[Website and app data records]
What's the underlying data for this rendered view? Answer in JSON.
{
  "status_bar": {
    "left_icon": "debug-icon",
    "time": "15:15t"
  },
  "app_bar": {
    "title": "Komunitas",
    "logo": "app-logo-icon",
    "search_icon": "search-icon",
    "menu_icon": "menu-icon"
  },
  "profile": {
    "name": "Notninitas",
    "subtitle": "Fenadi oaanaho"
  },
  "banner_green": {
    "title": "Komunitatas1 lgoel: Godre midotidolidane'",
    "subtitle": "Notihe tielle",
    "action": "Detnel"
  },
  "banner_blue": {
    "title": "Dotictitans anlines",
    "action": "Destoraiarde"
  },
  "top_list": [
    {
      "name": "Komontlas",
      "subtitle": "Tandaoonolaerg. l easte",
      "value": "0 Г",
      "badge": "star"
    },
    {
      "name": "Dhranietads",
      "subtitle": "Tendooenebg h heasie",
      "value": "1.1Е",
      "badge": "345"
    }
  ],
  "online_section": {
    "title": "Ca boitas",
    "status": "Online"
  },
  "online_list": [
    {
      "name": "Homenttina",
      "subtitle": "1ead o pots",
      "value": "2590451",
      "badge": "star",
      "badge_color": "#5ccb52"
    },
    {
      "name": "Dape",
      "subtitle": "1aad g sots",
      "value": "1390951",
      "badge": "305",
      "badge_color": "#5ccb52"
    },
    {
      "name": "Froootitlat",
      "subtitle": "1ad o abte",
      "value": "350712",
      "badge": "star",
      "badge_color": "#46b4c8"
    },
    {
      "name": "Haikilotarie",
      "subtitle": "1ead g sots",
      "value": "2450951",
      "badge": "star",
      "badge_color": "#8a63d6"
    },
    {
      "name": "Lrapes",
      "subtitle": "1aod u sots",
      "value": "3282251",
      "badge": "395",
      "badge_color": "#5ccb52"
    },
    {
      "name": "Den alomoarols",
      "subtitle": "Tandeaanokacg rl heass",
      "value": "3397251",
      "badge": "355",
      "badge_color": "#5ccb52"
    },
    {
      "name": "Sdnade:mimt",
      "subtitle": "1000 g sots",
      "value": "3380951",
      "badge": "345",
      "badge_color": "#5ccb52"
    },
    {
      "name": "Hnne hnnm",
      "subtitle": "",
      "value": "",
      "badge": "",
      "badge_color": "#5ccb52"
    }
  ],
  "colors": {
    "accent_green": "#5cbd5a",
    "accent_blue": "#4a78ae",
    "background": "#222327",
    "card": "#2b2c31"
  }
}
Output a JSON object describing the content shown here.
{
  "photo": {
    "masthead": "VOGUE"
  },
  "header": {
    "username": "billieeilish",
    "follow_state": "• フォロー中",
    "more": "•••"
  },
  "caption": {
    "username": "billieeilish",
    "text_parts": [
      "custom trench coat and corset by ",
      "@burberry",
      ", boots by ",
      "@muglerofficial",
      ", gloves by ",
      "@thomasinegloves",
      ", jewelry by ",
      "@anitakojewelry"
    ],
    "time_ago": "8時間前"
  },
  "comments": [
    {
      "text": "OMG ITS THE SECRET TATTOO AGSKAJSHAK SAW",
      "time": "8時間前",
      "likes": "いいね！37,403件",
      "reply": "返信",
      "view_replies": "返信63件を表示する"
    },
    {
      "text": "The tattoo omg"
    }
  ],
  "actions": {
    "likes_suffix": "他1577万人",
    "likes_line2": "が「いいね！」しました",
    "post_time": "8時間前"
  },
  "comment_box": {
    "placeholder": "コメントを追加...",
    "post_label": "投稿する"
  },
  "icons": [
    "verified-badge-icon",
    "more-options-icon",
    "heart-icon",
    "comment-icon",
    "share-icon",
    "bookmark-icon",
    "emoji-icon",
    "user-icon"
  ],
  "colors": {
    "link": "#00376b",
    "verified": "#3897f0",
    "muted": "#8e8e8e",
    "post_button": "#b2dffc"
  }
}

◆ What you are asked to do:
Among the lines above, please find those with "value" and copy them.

◆ Solved problem:
      "value": "0 Г",
      "value": "1.1Е",
      "value": "2590451",
      "value": "1390951",
      "value": "350712",
      "value": "2450951",
      "value": "3282251",
      "value": "3397251",
      "value": "3380951",
      "value": "",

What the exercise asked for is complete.